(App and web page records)

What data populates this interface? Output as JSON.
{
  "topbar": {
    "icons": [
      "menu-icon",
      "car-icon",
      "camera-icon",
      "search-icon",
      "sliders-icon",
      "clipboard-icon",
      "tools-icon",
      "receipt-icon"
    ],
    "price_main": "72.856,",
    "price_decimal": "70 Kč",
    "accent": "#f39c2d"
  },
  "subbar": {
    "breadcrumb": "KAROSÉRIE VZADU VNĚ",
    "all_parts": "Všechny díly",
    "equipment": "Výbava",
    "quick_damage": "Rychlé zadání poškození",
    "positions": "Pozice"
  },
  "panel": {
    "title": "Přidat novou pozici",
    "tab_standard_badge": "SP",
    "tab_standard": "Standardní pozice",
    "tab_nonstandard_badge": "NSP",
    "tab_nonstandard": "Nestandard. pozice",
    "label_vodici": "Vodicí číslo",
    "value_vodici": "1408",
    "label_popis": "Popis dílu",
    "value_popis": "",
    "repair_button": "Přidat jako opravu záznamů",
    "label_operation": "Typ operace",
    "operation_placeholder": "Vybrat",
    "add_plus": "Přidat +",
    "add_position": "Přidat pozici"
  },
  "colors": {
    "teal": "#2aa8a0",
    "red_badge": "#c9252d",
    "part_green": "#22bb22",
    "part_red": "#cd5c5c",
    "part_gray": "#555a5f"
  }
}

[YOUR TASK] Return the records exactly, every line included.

[RESULT BELOW]
What data populates this interface? Output as JSON.
{
  "topbar": {
    "icons": [
      "menu-icon",
      "car-icon",
      "camera-icon",
      "search-icon",
      "sliders-icon",
      "clipboard-icon",
      "tools-icon",
      "receipt-icon"
    ],
    "price_main": "72.856,",
    "price_decimal": "70 Kč",
    "accent": "#f39c2d"
  },
  "subbar": {
    "breadcrumb": "KAROSÉRIE VZADU VNĚ",
    "all_parts": "Všechny díly",
    "equipment": "Výbava",
    "quick_damage": "Rychlé zadání poškození",
    "positions": "Pozice"
  },
  "panel": {
    "title": "Přidat novou pozici",
    "tab_standard_badge": "SP",
    "tab_standard": "Standardní pozice",
    "tab_nonstandard_badge": "NSP",
    "tab_nonstandard": "Nestandard. pozice",
    "label_vodici": "Vodicí číslo",
    "value_vodici": "1408",
    "label_popis": "Popis dílu",
    "value_popis": "",
    "repair_button": "Přidat jako opravu záznamů",
    "label_operation": "Typ operace",
    "operation_placeholder": "Vybrat",
    "add_plus": "Přidat +",
    "add_position": "Přidat pozici"
  },
  "colors": {
    "teal": "#2aa8a0",
    "red_badge": "#c9252d",
    "part_green": "#22bb22",
    "part_red": "#cd5c5c",
    "part_gray": "#555a5f"
  }
}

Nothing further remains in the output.